Virginia-based Massey Energy has filed three lawsuits so far this year against environmental activists who have staged more than a dozen acts of civil disobedience to pressure the nation’s fourth-largest coal company to abandon the destructive form of strip mining.
Massey did not immediately comment on its cases Wednesday, but court filings suggest the protesters are having a measurable, if minor, impact on the bottom line: In one lawsuit, Massey claims a single action — the 3½-hour occupation of a dragline at Progress Coal’s Twilight mine June 18 — cost the company $300,000.
The protesters are mainly affiliated with Climate Ground Zero, based in Rock Creek.
The most recent lawsuit targets two people who brought blasting to a halt in August by spending six days in treetop platforms at Massey’s Edwight mine in Raleigh County, as well as two ground-support people.
“Defendants have no defense,” the lawsuit argues. “They have announced to whoever will listen that they are trespassing and will continue to trespass.”
One Climate Ground Zero activist was tried Wednesday for a separate action against Patriot Coal in May.
Glen Collins, who chained himself to a giant dump truck on Kayford Mountain, was convicted in Boone County Magistrate Court on charges of trespassing and conspiracy.
“I believe that actions like this are necessary and just, and that’s what I’ll say in court,” Collins said before his trial began. “If Boone County wants to take away my freedom for trying to protect its citizens from the atrocity that is mountaintop removal, then so be it.”
No jail time was assessed, though.
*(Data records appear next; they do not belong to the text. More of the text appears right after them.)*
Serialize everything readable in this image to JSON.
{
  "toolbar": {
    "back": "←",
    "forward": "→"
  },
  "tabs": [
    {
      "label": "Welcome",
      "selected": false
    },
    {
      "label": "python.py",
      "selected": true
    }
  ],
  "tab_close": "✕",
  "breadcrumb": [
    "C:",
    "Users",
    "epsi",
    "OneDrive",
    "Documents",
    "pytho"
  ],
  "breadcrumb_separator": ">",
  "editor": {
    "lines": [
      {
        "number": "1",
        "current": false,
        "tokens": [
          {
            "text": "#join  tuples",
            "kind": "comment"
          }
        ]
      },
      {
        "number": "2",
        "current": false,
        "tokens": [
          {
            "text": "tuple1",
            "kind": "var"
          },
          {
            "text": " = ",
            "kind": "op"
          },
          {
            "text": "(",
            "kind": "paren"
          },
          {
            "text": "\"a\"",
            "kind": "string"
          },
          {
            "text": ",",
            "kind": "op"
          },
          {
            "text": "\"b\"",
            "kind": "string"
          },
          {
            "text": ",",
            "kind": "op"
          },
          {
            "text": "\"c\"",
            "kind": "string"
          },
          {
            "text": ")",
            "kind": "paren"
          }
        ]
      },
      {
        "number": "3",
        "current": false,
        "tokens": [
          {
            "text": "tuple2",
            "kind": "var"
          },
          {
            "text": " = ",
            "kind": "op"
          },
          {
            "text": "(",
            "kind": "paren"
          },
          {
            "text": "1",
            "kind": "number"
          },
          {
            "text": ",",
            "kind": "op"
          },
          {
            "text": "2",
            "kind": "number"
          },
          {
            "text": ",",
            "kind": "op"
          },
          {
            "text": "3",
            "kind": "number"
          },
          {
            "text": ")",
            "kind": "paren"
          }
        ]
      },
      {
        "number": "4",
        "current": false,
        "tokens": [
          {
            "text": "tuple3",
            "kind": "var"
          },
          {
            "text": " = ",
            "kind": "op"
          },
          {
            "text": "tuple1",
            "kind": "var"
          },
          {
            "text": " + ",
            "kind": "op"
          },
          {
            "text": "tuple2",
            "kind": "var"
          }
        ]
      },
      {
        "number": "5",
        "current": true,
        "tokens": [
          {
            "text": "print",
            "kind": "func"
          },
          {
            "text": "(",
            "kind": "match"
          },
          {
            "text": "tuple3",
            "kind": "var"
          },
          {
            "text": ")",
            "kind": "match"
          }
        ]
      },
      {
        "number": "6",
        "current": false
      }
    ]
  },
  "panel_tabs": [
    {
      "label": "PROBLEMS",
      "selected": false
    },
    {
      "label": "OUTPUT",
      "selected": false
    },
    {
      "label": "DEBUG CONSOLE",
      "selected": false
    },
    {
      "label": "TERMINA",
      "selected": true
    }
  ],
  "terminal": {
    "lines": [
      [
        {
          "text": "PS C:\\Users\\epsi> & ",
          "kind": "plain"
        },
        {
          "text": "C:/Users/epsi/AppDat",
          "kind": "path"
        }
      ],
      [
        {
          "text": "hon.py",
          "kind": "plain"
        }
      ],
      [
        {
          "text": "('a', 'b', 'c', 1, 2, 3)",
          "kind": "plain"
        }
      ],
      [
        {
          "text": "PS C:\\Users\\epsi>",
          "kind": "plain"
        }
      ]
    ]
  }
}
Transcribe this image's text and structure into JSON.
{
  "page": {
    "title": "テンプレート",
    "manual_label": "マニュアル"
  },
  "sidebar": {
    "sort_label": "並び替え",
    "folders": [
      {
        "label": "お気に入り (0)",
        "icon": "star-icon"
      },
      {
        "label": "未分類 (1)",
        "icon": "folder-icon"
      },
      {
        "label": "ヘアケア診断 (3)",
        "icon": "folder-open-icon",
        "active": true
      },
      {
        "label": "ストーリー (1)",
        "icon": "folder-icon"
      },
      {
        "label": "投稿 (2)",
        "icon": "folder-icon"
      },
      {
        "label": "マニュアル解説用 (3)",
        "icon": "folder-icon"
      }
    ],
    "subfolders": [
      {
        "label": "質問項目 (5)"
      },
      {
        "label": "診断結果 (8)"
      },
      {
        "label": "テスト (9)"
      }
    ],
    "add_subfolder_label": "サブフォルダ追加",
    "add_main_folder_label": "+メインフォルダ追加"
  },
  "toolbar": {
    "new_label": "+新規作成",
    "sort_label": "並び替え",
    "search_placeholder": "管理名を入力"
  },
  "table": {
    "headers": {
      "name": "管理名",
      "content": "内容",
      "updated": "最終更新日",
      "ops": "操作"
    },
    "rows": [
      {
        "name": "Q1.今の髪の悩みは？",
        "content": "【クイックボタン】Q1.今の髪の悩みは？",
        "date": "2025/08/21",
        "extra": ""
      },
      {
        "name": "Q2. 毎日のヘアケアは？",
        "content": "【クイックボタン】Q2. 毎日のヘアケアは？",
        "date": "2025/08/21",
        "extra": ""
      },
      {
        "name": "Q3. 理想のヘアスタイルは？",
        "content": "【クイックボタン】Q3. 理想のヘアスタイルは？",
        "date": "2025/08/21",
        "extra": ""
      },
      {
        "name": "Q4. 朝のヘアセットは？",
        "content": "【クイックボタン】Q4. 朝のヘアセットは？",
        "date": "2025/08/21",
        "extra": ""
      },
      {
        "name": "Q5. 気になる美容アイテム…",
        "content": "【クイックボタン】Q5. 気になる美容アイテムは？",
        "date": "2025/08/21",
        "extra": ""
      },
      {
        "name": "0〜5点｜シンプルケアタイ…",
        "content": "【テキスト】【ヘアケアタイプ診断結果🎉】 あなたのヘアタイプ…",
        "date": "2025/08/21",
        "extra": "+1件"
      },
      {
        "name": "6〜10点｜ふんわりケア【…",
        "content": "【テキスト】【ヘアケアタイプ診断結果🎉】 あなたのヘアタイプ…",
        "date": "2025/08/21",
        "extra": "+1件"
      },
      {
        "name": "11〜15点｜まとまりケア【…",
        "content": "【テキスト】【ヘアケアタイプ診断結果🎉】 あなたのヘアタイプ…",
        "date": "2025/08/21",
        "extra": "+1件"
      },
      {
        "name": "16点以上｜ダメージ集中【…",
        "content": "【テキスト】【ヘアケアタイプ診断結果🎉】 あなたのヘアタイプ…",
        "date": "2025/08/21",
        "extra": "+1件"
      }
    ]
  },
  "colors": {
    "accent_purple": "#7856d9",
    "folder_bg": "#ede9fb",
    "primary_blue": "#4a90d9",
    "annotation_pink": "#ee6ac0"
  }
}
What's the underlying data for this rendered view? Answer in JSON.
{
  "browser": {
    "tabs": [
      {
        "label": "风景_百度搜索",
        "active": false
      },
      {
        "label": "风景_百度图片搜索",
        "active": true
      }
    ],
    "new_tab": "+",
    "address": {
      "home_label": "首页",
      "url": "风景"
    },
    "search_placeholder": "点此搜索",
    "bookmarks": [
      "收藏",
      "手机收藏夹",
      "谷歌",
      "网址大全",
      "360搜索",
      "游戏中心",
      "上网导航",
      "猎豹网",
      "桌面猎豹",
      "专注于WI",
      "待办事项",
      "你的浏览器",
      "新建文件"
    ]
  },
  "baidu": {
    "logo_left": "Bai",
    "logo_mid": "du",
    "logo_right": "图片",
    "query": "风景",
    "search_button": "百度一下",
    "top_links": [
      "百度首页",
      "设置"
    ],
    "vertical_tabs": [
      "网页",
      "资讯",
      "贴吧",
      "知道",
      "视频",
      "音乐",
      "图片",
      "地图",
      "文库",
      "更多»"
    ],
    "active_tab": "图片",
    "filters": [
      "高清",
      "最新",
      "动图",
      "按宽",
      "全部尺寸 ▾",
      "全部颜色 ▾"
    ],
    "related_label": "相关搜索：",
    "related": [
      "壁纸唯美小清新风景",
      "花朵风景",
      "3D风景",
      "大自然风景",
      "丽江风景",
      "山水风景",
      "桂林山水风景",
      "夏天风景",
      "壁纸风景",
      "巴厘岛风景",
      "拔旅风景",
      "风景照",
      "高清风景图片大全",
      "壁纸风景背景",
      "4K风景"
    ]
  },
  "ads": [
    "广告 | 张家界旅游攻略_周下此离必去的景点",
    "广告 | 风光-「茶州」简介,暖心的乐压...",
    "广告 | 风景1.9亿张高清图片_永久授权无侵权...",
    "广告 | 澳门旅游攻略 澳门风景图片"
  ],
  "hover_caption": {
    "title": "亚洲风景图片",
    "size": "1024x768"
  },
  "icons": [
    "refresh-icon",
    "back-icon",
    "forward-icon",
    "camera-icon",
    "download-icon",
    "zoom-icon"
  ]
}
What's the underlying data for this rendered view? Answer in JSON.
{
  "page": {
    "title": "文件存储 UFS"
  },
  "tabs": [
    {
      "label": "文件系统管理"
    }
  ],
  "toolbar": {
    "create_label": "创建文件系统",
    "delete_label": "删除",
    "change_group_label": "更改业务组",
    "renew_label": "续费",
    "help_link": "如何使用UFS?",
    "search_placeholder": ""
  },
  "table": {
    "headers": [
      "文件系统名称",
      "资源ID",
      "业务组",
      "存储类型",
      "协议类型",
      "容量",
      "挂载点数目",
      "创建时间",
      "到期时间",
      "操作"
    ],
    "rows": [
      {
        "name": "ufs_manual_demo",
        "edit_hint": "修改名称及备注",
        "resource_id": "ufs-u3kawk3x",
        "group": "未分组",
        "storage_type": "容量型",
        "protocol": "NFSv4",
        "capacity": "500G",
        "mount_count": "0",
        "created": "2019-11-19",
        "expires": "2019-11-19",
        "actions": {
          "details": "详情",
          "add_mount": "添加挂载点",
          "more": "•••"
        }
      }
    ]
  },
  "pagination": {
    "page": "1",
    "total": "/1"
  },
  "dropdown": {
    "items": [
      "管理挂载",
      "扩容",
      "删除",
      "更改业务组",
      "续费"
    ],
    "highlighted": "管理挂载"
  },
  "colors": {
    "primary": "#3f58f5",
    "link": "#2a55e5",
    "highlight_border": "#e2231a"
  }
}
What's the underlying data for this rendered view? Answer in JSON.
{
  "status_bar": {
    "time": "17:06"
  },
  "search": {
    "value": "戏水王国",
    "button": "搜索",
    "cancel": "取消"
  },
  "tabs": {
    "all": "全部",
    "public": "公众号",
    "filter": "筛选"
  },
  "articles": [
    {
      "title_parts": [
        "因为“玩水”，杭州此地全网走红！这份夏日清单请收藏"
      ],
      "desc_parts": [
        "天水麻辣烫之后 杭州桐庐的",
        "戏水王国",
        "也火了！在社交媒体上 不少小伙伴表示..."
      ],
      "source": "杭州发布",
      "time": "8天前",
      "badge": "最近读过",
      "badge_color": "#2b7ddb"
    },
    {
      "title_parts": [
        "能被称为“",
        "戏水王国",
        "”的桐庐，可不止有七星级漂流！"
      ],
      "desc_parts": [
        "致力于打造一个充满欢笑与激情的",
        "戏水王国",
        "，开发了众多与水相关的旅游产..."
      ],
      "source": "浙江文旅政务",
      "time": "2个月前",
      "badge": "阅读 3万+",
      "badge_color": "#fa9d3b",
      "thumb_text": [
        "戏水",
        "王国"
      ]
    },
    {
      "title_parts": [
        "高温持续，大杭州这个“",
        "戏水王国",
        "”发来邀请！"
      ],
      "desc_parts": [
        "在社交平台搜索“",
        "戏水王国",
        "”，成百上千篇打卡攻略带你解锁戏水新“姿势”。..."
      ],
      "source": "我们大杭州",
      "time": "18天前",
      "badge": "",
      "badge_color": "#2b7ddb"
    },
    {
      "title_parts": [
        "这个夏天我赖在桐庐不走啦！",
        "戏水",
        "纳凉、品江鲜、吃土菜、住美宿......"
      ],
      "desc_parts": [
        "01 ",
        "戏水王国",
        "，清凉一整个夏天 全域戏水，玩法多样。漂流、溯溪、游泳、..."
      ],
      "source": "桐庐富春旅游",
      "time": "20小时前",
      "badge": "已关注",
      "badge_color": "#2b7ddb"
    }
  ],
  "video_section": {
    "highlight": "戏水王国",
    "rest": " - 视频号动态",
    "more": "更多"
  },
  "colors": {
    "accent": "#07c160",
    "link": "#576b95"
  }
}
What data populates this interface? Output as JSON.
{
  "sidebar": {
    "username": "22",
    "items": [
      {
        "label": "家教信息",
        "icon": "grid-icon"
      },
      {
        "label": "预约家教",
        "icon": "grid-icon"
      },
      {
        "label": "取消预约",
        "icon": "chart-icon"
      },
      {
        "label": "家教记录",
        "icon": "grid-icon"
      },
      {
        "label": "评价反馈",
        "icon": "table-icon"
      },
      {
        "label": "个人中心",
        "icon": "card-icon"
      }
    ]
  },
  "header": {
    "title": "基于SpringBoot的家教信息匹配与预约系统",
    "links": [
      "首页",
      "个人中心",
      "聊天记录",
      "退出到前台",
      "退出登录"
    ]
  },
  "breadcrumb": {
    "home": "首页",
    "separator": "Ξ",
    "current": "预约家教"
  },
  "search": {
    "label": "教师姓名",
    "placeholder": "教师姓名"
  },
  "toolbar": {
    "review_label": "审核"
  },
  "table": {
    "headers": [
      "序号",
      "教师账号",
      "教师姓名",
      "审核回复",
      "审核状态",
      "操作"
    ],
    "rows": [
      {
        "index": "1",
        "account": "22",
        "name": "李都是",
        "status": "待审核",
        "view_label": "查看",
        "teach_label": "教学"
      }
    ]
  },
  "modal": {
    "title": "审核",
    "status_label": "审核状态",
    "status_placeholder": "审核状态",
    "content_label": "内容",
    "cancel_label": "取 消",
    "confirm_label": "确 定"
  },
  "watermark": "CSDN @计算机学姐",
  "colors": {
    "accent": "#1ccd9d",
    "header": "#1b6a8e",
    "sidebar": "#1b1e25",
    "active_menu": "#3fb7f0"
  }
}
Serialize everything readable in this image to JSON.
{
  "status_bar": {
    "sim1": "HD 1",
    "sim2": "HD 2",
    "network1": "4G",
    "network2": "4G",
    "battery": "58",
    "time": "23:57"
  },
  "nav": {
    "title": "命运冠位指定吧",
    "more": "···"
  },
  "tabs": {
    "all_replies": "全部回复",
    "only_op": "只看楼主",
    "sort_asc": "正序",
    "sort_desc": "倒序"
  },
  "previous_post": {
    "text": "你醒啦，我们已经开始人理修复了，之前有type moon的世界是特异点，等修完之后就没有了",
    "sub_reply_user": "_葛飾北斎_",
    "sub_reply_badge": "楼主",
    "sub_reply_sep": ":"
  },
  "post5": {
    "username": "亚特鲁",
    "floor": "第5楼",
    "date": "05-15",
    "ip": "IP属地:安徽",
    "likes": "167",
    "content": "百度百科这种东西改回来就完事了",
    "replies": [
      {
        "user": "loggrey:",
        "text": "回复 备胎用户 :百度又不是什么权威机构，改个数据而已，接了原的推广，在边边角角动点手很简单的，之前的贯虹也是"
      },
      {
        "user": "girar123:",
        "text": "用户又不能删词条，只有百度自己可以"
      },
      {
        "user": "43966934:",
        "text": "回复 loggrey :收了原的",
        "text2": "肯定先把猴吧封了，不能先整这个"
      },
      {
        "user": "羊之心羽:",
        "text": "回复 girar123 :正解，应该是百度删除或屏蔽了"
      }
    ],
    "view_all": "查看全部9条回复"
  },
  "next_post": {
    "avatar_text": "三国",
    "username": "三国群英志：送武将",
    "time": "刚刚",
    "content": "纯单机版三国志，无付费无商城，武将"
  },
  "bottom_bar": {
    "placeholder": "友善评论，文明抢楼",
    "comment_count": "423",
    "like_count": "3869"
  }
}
Instead, Magistrate Charles M. Byrneside fined Collins a total of $2,901 for both counts, including court costs and jurors’ service fees.
Mountaintop mining is a highly efficient but destructive practice that involves blasting away ridge tops to expose multiple coal seams. Massey, which operates mines in West Virginia, Kentucky and Virginia, contends it’s the only way to reach some of the coal it wants. Opponents say it forever disfigures the land, damages the environment and causes physical harm and property damage to people who live near the sites.
Massey subsidiary Alex Energy Inc. first sued protesters in February after three demonstrations — one at the Bee Tree surface mine and two at Edwight.
Independence Coal Co., another Massey subsidiary, sued in June after the dragline occupation that Massey claims forced it to temporarily idle 187 workers. That lawsuit, which calls the activists’ actions “publicity stunts,” also refers to a May 23 action in which two protesters donned hazardous material suits and paddled a canoe into the nearly 9 million-gallons of sludge at the Brushy Fork dam at Marfork Coal Co. near Whitesville.
Earlier this year, Raleigh County Circuit Judge Robert Burnside issued a restraining order against some of the protesters, and last week, he held six in contempt for repeatedly defying that order.
Burnside’s Sept. 24 ruling, which is temporarily stayed, orders protesters to pay Massey more than $19,000 in attorney fees and expenses, plus a $500 fine per person.
The order covers Collins, Antrim Caskey, James G. McGuinness, Rory McIlmoil, Mike Roselle and Chad Stevens. Roselle is a co-founder of Earth First! and the Rainforest Action Network, while McIlmoil is a community organizer for Coal River Mountain Watch and McGuinness is a veteran activist.
Caskey argued she was working as an independent journalist and should be exempt from the restraining order, but Burnside said no such privilege exists under state law.
Charleston attorney Roger Forman, who is representing the protesters, said he will take the case to the state Supreme Court if Burnside ultimately requires his clients to pay.
“It’s just plain wrong,” he said, accusing the judge of issuing an overly broad restraining order.
“He’s holding people in contempt who weren’t even subject to the restraining order,” Forman said. “It’s just absurd.”
In his answer to Massey’s last lawsuit, Forman claims the coal company’s employees wrongly seized photography equipment and other personal possessions, including a cell phone, from Kurt D. Mann of Asheville, N.C., and Paul C. Brown of Fayetteville.
That “interfered with their ability to pursue their living as photojournalists and have cost them lost earnings,” the filing says.
“The way Massey behaves,” Forman said, “you need photojournalists on these protests.”